Friday, November 7, 2008

You Become What You Practice or Rehearse

This is an interesting subject, so there will be all sorts of opinions on it, which is great!  It promotes deepening.

Let's be clear.  Life as we know it cannot exist without repetition. Think about it-- your heart beat, breathing,  walking, planetary rotation, eating and sleeping, the list goes on infinitely. Tempo itself is based in repetition.

Repetition does work as a technique in rehearsals. But the question is, "What kind?" 

For example, if two people are dating, they usually don't say to others, "Sally and I have been seeing each other repetitively." It is usually called dating, which means seeing each other on a regular basis to get to know each other. So the value of repetition in rehearsing or practicing is to get to know the piece more intimately, which is building a relationship with the piece. 

Once a relationship with the piece is built, which of course can deepen over time, there is the possibility of interacting with its essence, and having a richer communication with it. 
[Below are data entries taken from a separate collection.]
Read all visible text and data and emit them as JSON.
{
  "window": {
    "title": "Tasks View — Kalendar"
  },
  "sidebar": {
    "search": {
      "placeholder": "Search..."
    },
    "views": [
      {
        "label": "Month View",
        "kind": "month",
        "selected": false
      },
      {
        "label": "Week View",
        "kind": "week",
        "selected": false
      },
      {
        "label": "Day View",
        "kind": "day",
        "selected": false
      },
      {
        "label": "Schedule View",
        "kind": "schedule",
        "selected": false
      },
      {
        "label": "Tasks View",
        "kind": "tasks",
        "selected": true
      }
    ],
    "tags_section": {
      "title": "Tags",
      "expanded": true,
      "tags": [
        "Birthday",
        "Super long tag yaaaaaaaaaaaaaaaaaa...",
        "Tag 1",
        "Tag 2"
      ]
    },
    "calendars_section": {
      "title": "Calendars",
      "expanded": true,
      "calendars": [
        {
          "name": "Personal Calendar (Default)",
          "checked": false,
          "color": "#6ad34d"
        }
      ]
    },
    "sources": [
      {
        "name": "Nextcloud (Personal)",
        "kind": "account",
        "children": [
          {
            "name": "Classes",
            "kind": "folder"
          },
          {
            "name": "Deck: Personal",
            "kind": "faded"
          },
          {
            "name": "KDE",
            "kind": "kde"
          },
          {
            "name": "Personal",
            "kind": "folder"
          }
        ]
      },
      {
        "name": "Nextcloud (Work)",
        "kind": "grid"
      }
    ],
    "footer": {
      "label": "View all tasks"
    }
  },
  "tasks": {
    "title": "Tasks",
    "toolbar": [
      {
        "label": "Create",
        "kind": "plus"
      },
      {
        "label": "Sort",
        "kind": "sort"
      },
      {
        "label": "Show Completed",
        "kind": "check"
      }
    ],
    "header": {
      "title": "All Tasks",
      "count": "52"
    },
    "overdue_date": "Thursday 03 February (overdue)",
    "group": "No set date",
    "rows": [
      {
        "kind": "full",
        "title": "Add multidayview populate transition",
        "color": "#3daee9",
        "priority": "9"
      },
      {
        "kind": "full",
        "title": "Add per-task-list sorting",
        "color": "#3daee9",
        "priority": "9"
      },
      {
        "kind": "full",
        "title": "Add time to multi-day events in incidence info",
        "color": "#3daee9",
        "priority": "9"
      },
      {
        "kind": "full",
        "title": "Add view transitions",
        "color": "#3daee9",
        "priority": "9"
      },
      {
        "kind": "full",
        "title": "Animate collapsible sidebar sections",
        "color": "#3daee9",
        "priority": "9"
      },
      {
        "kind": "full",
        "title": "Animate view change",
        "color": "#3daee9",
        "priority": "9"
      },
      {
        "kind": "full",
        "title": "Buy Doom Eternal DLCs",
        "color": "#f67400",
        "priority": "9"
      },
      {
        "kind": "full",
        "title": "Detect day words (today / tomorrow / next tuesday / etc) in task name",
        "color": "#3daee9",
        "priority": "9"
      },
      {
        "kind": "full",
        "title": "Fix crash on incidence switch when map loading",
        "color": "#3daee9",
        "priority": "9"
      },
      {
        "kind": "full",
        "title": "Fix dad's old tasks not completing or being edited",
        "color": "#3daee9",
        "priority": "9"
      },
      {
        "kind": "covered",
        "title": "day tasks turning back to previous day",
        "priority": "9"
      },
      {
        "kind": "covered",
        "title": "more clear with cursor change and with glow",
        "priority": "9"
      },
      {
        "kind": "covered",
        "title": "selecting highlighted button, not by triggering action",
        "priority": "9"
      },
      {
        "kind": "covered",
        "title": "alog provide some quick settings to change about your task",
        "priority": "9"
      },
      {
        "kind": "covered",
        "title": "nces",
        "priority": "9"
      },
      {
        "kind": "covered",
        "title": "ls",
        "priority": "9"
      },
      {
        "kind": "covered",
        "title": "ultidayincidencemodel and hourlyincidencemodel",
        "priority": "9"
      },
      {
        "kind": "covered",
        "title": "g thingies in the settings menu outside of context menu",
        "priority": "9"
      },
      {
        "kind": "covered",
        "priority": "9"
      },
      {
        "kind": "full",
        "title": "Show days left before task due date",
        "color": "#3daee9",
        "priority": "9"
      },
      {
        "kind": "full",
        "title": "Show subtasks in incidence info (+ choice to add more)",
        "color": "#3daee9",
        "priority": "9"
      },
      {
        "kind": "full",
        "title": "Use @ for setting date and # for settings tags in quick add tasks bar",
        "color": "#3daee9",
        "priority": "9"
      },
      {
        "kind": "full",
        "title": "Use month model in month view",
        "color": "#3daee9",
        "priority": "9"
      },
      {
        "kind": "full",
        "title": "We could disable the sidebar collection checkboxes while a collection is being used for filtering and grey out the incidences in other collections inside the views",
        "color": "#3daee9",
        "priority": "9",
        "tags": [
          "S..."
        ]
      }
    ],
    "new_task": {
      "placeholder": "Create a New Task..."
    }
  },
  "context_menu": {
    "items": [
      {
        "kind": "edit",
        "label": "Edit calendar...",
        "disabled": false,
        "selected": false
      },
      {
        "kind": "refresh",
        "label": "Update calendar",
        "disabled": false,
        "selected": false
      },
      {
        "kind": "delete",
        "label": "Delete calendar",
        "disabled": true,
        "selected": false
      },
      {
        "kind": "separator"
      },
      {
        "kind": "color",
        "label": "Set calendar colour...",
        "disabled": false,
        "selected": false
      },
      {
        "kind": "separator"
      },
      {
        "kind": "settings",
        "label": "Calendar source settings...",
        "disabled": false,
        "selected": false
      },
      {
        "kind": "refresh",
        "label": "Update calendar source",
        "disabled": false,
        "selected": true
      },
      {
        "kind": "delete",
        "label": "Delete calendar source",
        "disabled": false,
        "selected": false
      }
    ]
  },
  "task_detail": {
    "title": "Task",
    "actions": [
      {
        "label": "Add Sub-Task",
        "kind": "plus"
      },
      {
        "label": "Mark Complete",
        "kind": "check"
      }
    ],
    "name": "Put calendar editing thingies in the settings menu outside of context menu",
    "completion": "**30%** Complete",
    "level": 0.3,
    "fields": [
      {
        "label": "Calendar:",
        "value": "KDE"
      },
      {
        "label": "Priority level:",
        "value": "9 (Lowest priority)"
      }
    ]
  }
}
Just because someone is doing something on a repetitive basis, whether its rehearsing or seeing another person or having been at a job for 30 years, does not automatically  give rise to profound insight or result. It does give experience, but depending on what the person's motives, reasons and sentiments about life are, it can provide ever expanding perception and greater understanding or an attitude of "time to make the donuts." 

Also, it has not been my experience that the reason why student orchestras sound more connected at times is because of lots repetition. I think it happens in spite of all the repetition because of the enthusiasm and freshness of the attitude they bring to it. It has not become stale, it is still new.

As a great mentor of mine used to say, "Its not what you do, its the reasons why you do it."

Contemplation: You are what you practice.

1 comment:

Anonymous said...

Concerning reasons and motives...

I think it's tragedy when conductors/musicians make their musical motives to be about themselves...

Lately I've realized that there are many selfish people in this business. I know people are in music for all sorts of reasons. Maybe it helps them understand/cope with life... maybe the music gives them inner peace in a world which is not always such... maybe it just bring happiness... etc...

But in many cases, music is not about the individual - ESPECIALLY when others are involved (i.e. your section mates, the other members of your orchestra/ensemble, the people in your audience)

People matter.

I guess what I'm getting at is that a person's reasons/motives for music are easily identifiable, especially when working with them in a rehearsal setting. The longer you work with someone, you eventually figure out what they're all about.

Is there an energy/connection felt between your section mates because every one of you is unified by a common goal? Does your orchestra play with life and vigor because they feel a live connection between all its members and the conductor?

Most of us want to answer "yes" but can't.

Sometimes a conductor can inspire this kind of unity. They understand that making music is really about every single person in the ensemble coming together for a common purpose. The same applies for section mates who are pulling for one another. There is an unspoken, yet very real, selflessness about these two situations.

What gets me is the conductor or musician who's in it for him/herself. They're often self-indulgent when it comes to making music. There's no team-spirit, no evident comaraderie, no support for the endeavors of others. I've found that when "trying" to work with people like this, they tend to be very detrimental to the overall "success" of the ensemble.

One of the best examples of selflessness I ever saw from a "youth orchestra" was a performance of the Simon Bolivar Youth Orchestra of Venezuela last year. This group sounded like no youth orchestra I'd ever heard. From the moment they took the stage, there was an electricity that could be felt, that emitted to the very last row at Symphony Hall. How do you explain this? This is unusual for any orchestra (youth, student, pro) in this country. Maybe it was because this group harbored the true essence of teamship through every single one of its members, including the conductor, Gustavo Dudamel. Each person wanted the other to succeed, and to take none for themselves. (I recall hearing that Dudamel never takes a bow during audience applause, because this would be an act of taking credit for himself...)

Repetition has been at the heart of this discussion... but maybe the problem is not in the mindless rehearsing, but rather in the motives behind each musician involved. Perhaps too many people are concerned with themselves... "I hate this conductor - I don't care what he thinks..." "Man I'm gonna make sure everyone hears me in Heldenleben tonight..." "What a weak group! - I'm gonna bury everyone with my mammoth SOUND!"

...or conductors that take the credit for themselves... "I created this..." "The performance was a success because I was at the podium..." "MY FAME..." "MY GLORY..."

Let's focus less on ourselves and more on others.